The World premiere of the film Chasing Pavement will be at 8pm in the Studio Theatre.  Chasing Pavement stars Remy Mars as Elijah Young, an ‘urban’ porn star who is preparing to leave the adult entertainment industry and start a new career as a chef. His new roommate, Takeshi, played by Tokio Sasaki, is a Japanese immigrant who is looking for a new start in the information technology field. Takeshi, who feels completely invisible in the United States, becomes obsessed with his extremely visible flatmate. Takeshi’s obsession culminates in a violation of boundaries that brings the two together for a moment of intimacy that neither will soon forget. The movie also stars Antonio Biaggi as Bryson Colon, a man with a troubled past who frequently hires Elijah as an escort, but wants much more.

Starting at 10pm, House of Avalon Hosts the Official Kaleidoscope After Party at Club Sway.

The 2014 Little Rock Film Festival Award Winners

LRFF coverHere are the award winners from the 2014 Little Rock Film Festival.

Diamond Award

Governor Mike Beebe

Golden Rock, Best Narrative

Kumiko: The Treasure Hunter, dir. David & Nathan Zellner

Golden Rock, Best Documentary

Virungadir. Orlando von Einsiedel

Arkansas Times Audience Award

Korengal, dir. Sebastian Junger

Special Jury Prize for Extraordinary Courage in Filmmaking

Matthew VanDyke, Point and Shoot

Special Jury Prize for Cinematic Nonfiction

Ne Me Quitte Pas, dir. Sabine Lubbe Bakker & Niels van Koevorden

Best Southern Film

Stop the Pounding Heart, dir. Roberto Minervini

Best World Short
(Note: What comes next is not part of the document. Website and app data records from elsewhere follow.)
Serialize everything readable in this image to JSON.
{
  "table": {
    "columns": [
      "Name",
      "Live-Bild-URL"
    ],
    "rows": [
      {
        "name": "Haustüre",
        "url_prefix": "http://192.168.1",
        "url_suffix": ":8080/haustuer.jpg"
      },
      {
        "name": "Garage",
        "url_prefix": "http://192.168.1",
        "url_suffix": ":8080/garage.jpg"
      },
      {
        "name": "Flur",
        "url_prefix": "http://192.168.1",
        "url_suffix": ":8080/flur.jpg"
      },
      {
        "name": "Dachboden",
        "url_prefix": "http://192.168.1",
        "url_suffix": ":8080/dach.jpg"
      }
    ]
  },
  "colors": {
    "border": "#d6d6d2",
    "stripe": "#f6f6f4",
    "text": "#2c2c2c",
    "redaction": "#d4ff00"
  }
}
King of Size, dir. Peter Dowd

Charles B. Pierce Award, Best Made in Arkansas Film

Sacred Hearts, Holy Souls, dir. Mark Thiedeman
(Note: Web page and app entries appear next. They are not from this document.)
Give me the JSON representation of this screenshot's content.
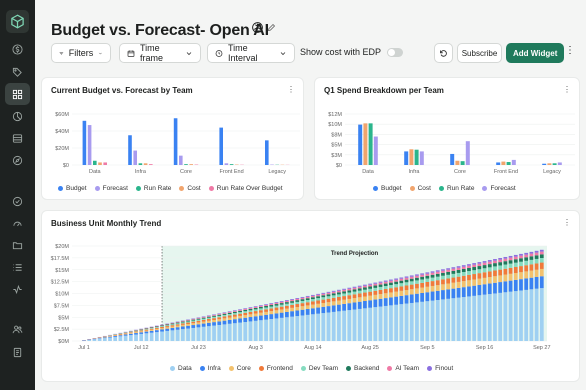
{
  "page": {
    "title": "Budget vs. Forecast- Open AI"
  },
  "sidebar": {
    "items": [
      {
        "icon": "dollar-icon"
      },
      {
        "icon": "tag-icon"
      },
      {
        "icon": "dashboard-grid-icon",
        "active": true
      },
      {
        "icon": "pie-chart-icon"
      },
      {
        "icon": "table-icon"
      },
      {
        "icon": "compass-icon"
      },
      {
        "icon": "check-circle-icon"
      },
      {
        "icon": "gauge-icon"
      },
      {
        "icon": "folder-icon"
      },
      {
        "icon": "list-icon"
      },
      {
        "icon": "activity-icon"
      },
      {
        "icon": "users-icon"
      },
      {
        "icon": "receipt-icon"
      }
    ]
  },
  "toolbar": {
    "filters_label": "Filters",
    "timeframe_label": "Time frame",
    "interval_label": "Time Interval",
    "edp_label": "Show cost with EDP",
    "edp_on": false,
    "subscribe_label": "Subscribe",
    "add_widget_label": "Add Widget"
  },
  "colors": {
    "budget": "#3a82f2",
    "forecast": "#a89bef",
    "run_rate": "#2bb58c",
    "cost": "#f1a56e",
    "run_rate_over_budget": "#ef7aa6",
    "accent": "#1f7a5c"
  },
  "widgets": {
    "budget_vs_forecast": {
      "title": "Current Budget vs. Forecast by Team",
      "legend": [
        "Budget",
        "Forecast",
        "Run Rate",
        "Cost",
        "Run Rate Over Budget"
      ]
    },
    "q1_spend": {
      "title": "Q1 Spend Breakdown per Team",
      "legend": [
        "Budget",
        "Cost",
        "Run Rate",
        "Forecast"
      ]
    },
    "monthly_trend": {
      "title": "Business Unit Monthly Trend",
      "annotation": "Trend Projection",
      "legend": [
        "Data",
        "Infra",
        "Core",
        "Frontend",
        "Dev Team",
        "Backend",
        "AI Team",
        "Finout"
      ]
    }
  },
  "chart_data": [
    {
      "type": "bar",
      "title": "Current Budget vs. Forecast by Team",
      "categories": [
        "Data",
        "Infra",
        "Core",
        "Front End",
        "Legacy"
      ],
      "y_ticks": [
        "$0",
        "$20M",
        "$40M",
        "$60M"
      ],
      "ylim": [
        0,
        60
      ],
      "unit": "$M",
      "series": [
        {
          "name": "Budget",
          "values": [
            52,
            35,
            55,
            44,
            29
          ]
        },
        {
          "name": "Forecast",
          "values": [
            47,
            17,
            11,
            2,
            0.5
          ]
        },
        {
          "name": "Run Rate",
          "values": [
            5,
            2,
            1,
            1,
            0.3
          ]
        },
        {
          "name": "Cost",
          "values": [
            3,
            2,
            1,
            0.5,
            0.3
          ]
        },
        {
          "name": "Run Rate Over Budget",
          "values": [
            3,
            1,
            0.5,
            0.3,
            0.2
          ]
        }
      ],
      "legend_position": "bottom"
    },
    {
      "type": "bar",
      "title": "Q1 Spend Breakdown per Team",
      "categories": [
        "Data",
        "Infra",
        "Core",
        "Front End",
        "Legacy"
      ],
      "y_ticks": [
        "$0",
        "$3M",
        "$5M",
        "$8M",
        "$10M",
        "$12M"
      ],
      "ylim": [
        0,
        12
      ],
      "unit": "$M",
      "series": [
        {
          "name": "Budget",
          "values": [
            9.5,
            3.2,
            2.6,
            0.6,
            0.3
          ]
        },
        {
          "name": "Cost",
          "values": [
            9.8,
            3.7,
            1.0,
            0.8,
            0.4
          ]
        },
        {
          "name": "Run Rate",
          "values": [
            9.8,
            3.6,
            0.9,
            0.7,
            0.4
          ]
        },
        {
          "name": "Forecast",
          "values": [
            6.7,
            3.2,
            5.6,
            1.2,
            0.6
          ]
        }
      ],
      "legend_position": "bottom"
    },
    {
      "type": "bar",
      "stacked": true,
      "title": "Business Unit Monthly Trend",
      "x_ticks": [
        "Jul 1",
        "Jul 12",
        "Jul 23",
        "Aug 3",
        "Aug 14",
        "Aug 25",
        "Sep 5",
        "Sep 16",
        "Sep 27"
      ],
      "y_ticks": [
        "$0M",
        "$2.5M",
        "$5M",
        "$7.5M",
        "$10M",
        "$12.5M",
        "$15M",
        "$17.5M",
        "$20M"
      ],
      "ylim": [
        0,
        20
      ],
      "unit": "$M",
      "x_range": [
        "Jul 1",
        "Sep 28"
      ],
      "projection_start": "Jul 16",
      "annotation": "Trend Projection",
      "total_start": 0.2,
      "total_end": 19.2,
      "series": [
        {
          "name": "Data",
          "share": 0.58
        },
        {
          "name": "Infra",
          "share": 0.13
        },
        {
          "name": "Core",
          "share": 0.08
        },
        {
          "name": "Frontend",
          "share": 0.07
        },
        {
          "name": "Dev Team",
          "share": 0.05
        },
        {
          "name": "Backend",
          "share": 0.04
        },
        {
          "name": "AI Team",
          "share": 0.03
        },
        {
          "name": "Finout",
          "share": 0.02
        }
      ],
      "legend_position": "bottom"
    }
  ]
}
Best Made in Arkansas Director

John Hockaday, Stuck

Best Made in Arkansas Performance

Ed Lowry, Matter of Honor

Youth Filmmaking Award

Connor Leach, Consequences

The 2014 Little Rock Film Festival Says Farewell Today

8th-annual-little-rock-film-festival-78The 2014 Little Rock Film Festival comes to a close today with films and an awards gala.

The week is capped off with the Awards Gala, which will see the awarding of the Golden Rock Documentary and Golden Rock Narrative Awards. This year the gala takes place at the Old State House Museum. At 8:15, the final film of the festival will be shown. Devil’s Knot plays at the Ron Robinson Theater.

Among the films being shown today are Rich Hill (Tracy Droz Tragos and Andrew Droz Palermo), Man Shot Dead (Taylor Feltner), Before I Disappear (Shawn Christensen), Point and Shoot (Marshall Curry), I Believe in Unicorns (Leah Meyerhoff), Buzzard (Joel Potrykus), Life After Death (Joe Callander), Virunga (Orlando von Einsiedel) and Fort Tilden (Sarah Violet Bliss & Charles Rodgers).

There are two sets of World Shorts being shown today.

  • “Pieces of Life” which includes – “The Bravest, The Boldest” by Moon Molson, “Looms” by Trevor Funk, Nathan Funk, Morgan Funk, “Lambing Season” by Jeannie Donohoe, “The King of Size” by Peter Dowd, “Ghosts on the Mountain” by Jared Jakins, and “June July August” by Jason Affolder
  • “Askew” which features “Where the Red Fox Lies” by Jeff Ray, “Songs from the Outside” by Michael Van Ostade, “The Cyclist” by Christopher Bryan, “Minimus” by Jonathan Hopkins, “Cherry Pop: The Story of the World’s Fanciest Cat” by Kareem Tabsch and “Tin & Tina” by Rubin Stein.

The Arkansas Shorts for the final day are:

  • “Altered States” which features “Origin” by Caleb Fanning, “Strangers” by Justin Nickels, “Mal” by Joshua Harrison and Michael Armstrong, “An Ode to Angeline” by Sarah Jones and “Collection Day” by Scott Eggleston.
  • “Face to Face” including – “Watch the Rhine” by Taylor Dan Lucas, “Homefront” by Eric White, “Man of God” by Matthew Aughtry, and “Sacred Hearts, Holy Souls” by Mark Thiedeman.
  • “Arkansas Up Close” which includes – “The 21 Mile Marathon” by Tyler Tarver, “An Uncertain Bill of Health” by Eric White, “Flokati Films Presents ‘Red Octopus’” by Johnnie Brannon and “Glass Eyes of Locust Bayou” by Simon Mercer.

For more information, visit www.littlerockfilmfestival.org. When attending events use the hashtag #LRFF2014 on social media posts.